Just speculating here really, but the people responsible for JavaScript (the ECMA) don’t directly make any money out of it, and probably don’t have any particular skills in writing reference documentation. So they have neither the incentive nor the ability to write a good reference.

Personally, I like JavaScript: the Definitive Guide from O’Reilly. There’s a sixth edition coming out in November.

share|improve this answer
2  
Yes, they are. Sun owns the trademark for JavaScript, but licensed it to Netscape. Oracle bought Sun, so now Oracle owns the trademark (they still license it to Mozilla). HTML and CSS are defined by the W3C, so that's a different matter. The JS engine in Firefox contains many proprietary (and awesome) features that are not found in any other browser. The creator of JavaScript (Brendan Eich) is on the official ECMAScript committee, and also works for Mozilla. –  Pauan Aug 21 '11 at 16:53
1  
In addition, notice this link: en.wikipedia.org/wiki/ECMAScript#Dialects Firefox has what is known as "JavaScript 1.8.5" which as already mentioned contains many advanced features not found in other browsers like object/array destructuring/comprehensions, generators/iterators, let blocks/statements, etc. Also note the 2nd footnote in that link, which says "Mozilla manages the official version of JavaScript. Most non-Mozilla implementations claiming JavaScript "compliance" do not actually support most JavaScript extensions; rather, they target ECMA-262, edition 3." –  Pauan Aug 21 '11 at 16:55
1  
I'll note that ECMAScript is different from JavaScript. ECMAScript is a standard defined by Ecma. Browsers are usually pretty good about supporting the ECMAScript standard, and when most people say "JavaScript" what they really mean is ECMAScript. It's unfortunate that the situation and terminology is so confusing, but there it is. So, for the most part, the informal definition of JavaScript is "whatever the browsers do", but officially, Mozilla is indeed responsible for it. –  Pauan Aug 21 '11 at 16:58
1  
What this means is that any question that asks for an "official JavaScript reference" is far too vague to accurately answer. You have the official ECMAScript standard, the actual implementations of JavaScript in the browsers, the MDC (which covers the official JavaScript implementation in Firefox), and then of course the very popular unofficial documentation like w3schools. All are useful, so there's not really any "single correct" reference like there is for, say, Python. –  Pauan Aug 21 '11 at 17:00
2  
(perhaps I should have posted this as an actual answer, rather than a series of comments... oh well) –  Pauan Aug 21 '11 at 17:01
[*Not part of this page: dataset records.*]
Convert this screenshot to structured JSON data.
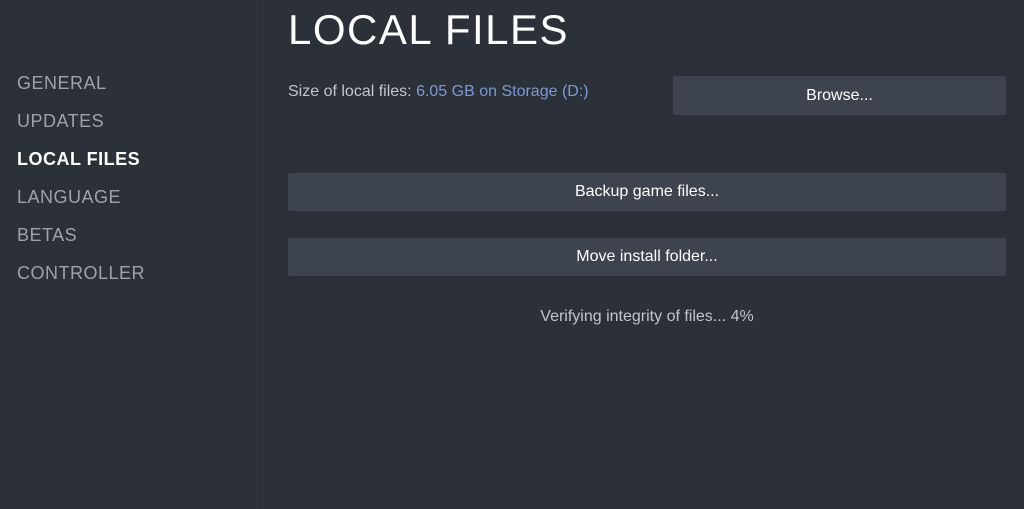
{
  "window": {
    "title": "LOCAL FILES"
  },
  "colors": {
    "background": "#2b3039",
    "button_fill": "#3d4450",
    "link_blue": "#7b9ad4",
    "text_primary": "#ffffff",
    "text_secondary": "#c0c6cf",
    "text_muted": "#9ba3ad"
  },
  "sidebar": {
    "items": [
      {
        "id": "general",
        "label": "GENERAL",
        "active": false
      },
      {
        "id": "updates",
        "label": "UPDATES",
        "active": false
      },
      {
        "id": "local-files",
        "label": "LOCAL FILES",
        "active": true
      },
      {
        "id": "language",
        "label": "LANGUAGE",
        "active": false
      },
      {
        "id": "betas",
        "label": "BETAS",
        "active": false
      },
      {
        "id": "controller",
        "label": "CONTROLLER",
        "active": false
      }
    ]
  },
  "main": {
    "heading": "LOCAL FILES",
    "size_label": "Size of local files:",
    "size_value": "6.05 GB on Storage (D:)",
    "browse_button": "Browse...",
    "backup_button": "Backup game files...",
    "move_button": "Move install folder...",
    "status": "Verifying integrity of files... 4%",
    "status_progress_percent": 4
  }
}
I really like Daniel Krook's apidoc, even though it could use some explanations and examples. I would really like to see a krook w3school mashup.
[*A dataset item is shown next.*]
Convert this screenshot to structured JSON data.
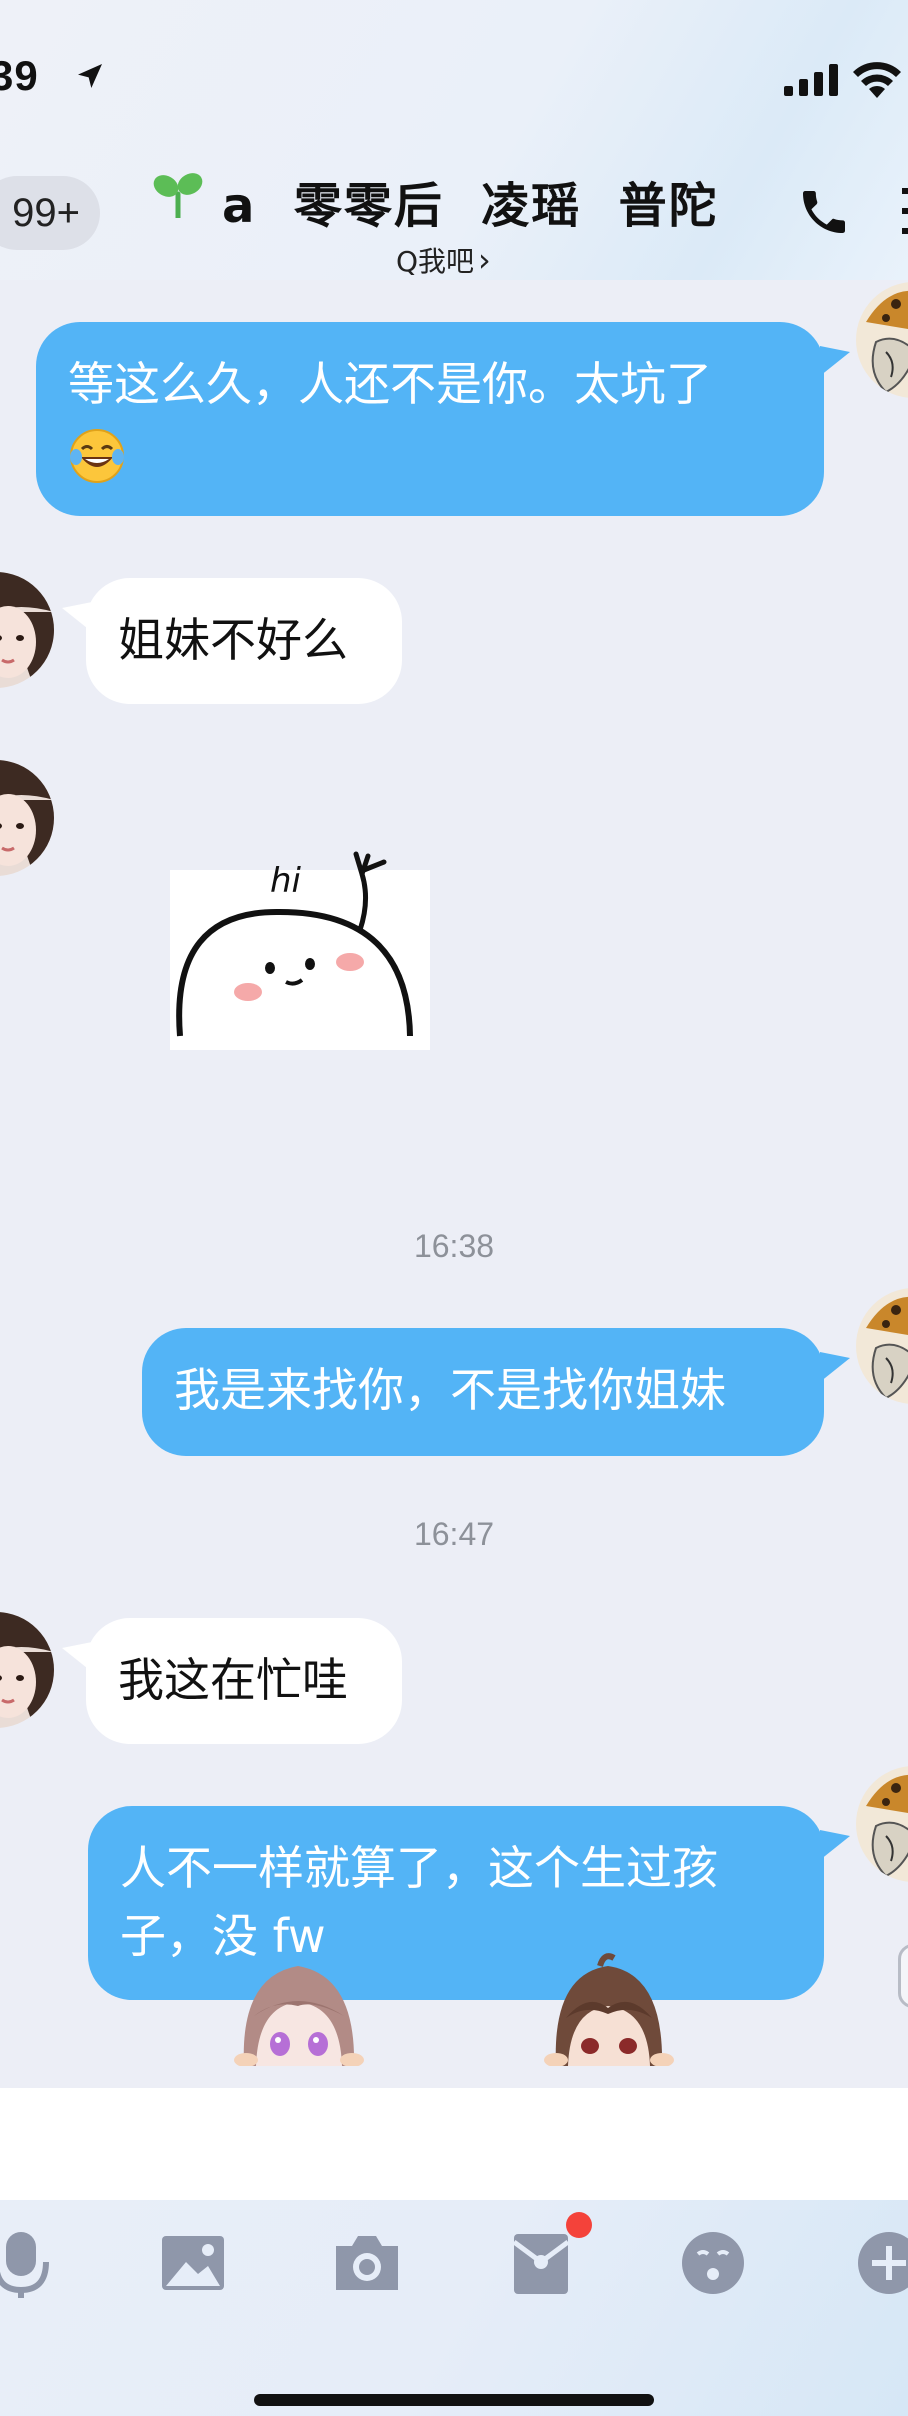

share|improve this answer

Your Answer

 
discard

By posting your answer, you agree to the privacy policy and terms of service.

Not the answer you're looking for? Browse other questions tagged or ask your own question.